▶ [Work request] What follows is a set of entries; retype all of them exactly.
(Source material begins)
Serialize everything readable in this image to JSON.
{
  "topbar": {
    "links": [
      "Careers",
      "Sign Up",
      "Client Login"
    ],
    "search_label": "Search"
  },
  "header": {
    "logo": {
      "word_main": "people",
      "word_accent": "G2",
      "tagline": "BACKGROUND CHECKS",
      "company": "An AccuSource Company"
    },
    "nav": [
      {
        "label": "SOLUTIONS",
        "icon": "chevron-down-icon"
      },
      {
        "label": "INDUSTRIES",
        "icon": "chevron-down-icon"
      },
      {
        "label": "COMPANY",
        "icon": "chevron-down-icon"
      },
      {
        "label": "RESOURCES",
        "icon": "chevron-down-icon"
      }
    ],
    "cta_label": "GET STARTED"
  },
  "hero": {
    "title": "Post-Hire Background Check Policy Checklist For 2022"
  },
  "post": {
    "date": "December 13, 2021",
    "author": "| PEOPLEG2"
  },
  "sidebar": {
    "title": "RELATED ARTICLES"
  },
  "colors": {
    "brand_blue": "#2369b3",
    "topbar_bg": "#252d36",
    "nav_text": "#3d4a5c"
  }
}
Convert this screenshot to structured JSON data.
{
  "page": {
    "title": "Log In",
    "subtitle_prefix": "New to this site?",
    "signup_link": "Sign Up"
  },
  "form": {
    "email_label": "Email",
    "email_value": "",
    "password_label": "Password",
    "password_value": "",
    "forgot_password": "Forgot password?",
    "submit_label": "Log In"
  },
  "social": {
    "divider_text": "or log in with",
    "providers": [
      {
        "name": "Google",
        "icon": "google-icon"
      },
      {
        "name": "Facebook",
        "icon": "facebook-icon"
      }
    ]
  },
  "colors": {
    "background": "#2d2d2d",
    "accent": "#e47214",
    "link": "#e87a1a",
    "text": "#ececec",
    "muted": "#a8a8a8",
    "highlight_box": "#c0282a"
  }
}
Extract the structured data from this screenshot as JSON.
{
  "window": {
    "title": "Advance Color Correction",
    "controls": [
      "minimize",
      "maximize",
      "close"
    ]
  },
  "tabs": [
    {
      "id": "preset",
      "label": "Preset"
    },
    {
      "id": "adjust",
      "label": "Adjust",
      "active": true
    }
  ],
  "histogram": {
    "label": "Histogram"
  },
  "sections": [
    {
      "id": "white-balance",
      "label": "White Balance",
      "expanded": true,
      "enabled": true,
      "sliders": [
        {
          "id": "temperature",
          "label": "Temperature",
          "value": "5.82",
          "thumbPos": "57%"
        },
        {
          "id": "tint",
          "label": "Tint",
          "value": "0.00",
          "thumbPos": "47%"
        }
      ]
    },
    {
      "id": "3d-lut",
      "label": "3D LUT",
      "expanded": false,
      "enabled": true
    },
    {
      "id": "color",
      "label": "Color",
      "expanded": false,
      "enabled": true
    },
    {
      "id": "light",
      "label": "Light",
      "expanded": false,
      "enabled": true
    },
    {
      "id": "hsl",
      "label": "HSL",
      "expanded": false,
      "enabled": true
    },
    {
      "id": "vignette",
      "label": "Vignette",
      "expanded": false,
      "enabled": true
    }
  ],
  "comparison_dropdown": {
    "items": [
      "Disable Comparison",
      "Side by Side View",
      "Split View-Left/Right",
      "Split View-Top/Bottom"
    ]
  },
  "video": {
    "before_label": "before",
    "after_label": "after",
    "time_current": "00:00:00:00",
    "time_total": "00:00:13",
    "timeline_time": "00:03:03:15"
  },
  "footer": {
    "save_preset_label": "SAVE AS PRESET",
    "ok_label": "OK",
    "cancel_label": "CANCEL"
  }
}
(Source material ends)
▶ [Task solution]
Serialize everything readable in this image to JSON.
{
  "topbar": {
    "links": [
      "Careers",
      "Sign Up",
      "Client Login"
    ],
    "search_label": "Search"
  },
  "header": {
    "logo": {
      "word_main": "people",
      "word_accent": "G2",
      "tagline": "BACKGROUND CHECKS",
      "company": "An AccuSource Company"
    },
    "nav": [
      {
        "label": "SOLUTIONS",
        "icon": "chevron-down-icon"
      },
      {
        "label": "INDUSTRIES",
        "icon": "chevron-down-icon"
      },
      {
        "label": "COMPANY",
        "icon": "chevron-down-icon"
      },
      {
        "label": "RESOURCES",
        "icon": "chevron-down-icon"
      }
    ],
    "cta_label": "GET STARTED"
  },
  "hero": {
    "title": "Post-Hire Background Check Policy Checklist For 2022"
  },
  "post": {
    "date": "December 13, 2021",
    "author": "| PEOPLEG2"
  },
  "sidebar": {
    "title": "RELATED ARTICLES"
  },
  "colors": {
    "brand_blue": "#2369b3",
    "topbar_bg": "#252d36",
    "nav_text": "#3d4a5c"
  }
}
Convert this screenshot to structured JSON data.
{
  "page": {
    "title": "Log In",
    "subtitle_prefix": "New to this site?",
    "signup_link": "Sign Up"
  },
  "form": {
    "email_label": "Email",
    "email_value": "",
    "password_label": "Password",
    "password_value": "",
    "forgot_password": "Forgot password?",
    "submit_label": "Log In"
  },
  "social": {
    "divider_text": "or log in with",
    "providers": [
      {
        "name": "Google",
        "icon": "google-icon"
      },
      {
        "name": "Facebook",
        "icon": "facebook-icon"
      }
    ]
  },
  "colors": {
    "background": "#2d2d2d",
    "accent": "#e47214",
    "link": "#e87a1a",
    "text": "#ececec",
    "muted": "#a8a8a8",
    "highlight_box": "#c0282a"
  }
}
Extract the structured data from this screenshot as JSON.
{
  "window": {
    "title": "Advance Color Correction",
    "controls": [
      "minimize",
      "maximize",
      "close"
    ]
  },
  "tabs": [
    {
      "id": "preset",
      "label": "Preset"
    },
    {
      "id": "adjust",
      "label": "Adjust",
      "active": true
    }
  ],
  "histogram": {
    "label": "Histogram"
  },
  "sections": [
    {
      "id": "white-balance",
      "label": "White Balance",
      "expanded": true,
      "enabled": true,
      "sliders": [
        {
          "id": "temperature",
          "label": "Temperature",
          "value": "5.82",
          "thumbPos": "57%"
        },
        {
          "id": "tint",
          "label": "Tint",
          "value": "0.00",
          "thumbPos": "47%"
        }
      ]
    },
    {
      "id": "3d-lut",
      "label": "3D LUT",
      "expanded": false,
      "enabled": true
    },
    {
      "id": "color",
      "label": "Color",
      "expanded": false,
      "enabled": true
    },
    {
      "id": "light",
      "label": "Light",
      "expanded": false,
      "enabled": true
    },
    {
      "id": "hsl",
      "label": "HSL",
      "expanded": false,
      "enabled": true
    },
    {
      "id": "vignette",
      "label": "Vignette",
      "expanded": false,
      "enabled": true
    }
  ],
  "comparison_dropdown": {
    "items": [
      "Disable Comparison",
      "Side by Side View",
      "Split View-Left/Right",
      "Split View-Top/Bottom"
    ]
  },
  "video": {
    "before_label": "before",
    "after_label": "after",
    "time_current": "00:00:00:00",
    "time_total": "00:00:13",
    "timeline_time": "00:03:03:15"
  },
  "footer": {
    "save_preset_label": "SAVE AS PRESET",
    "ok_label": "OK",
    "cancel_label": "CANCEL"
  }
}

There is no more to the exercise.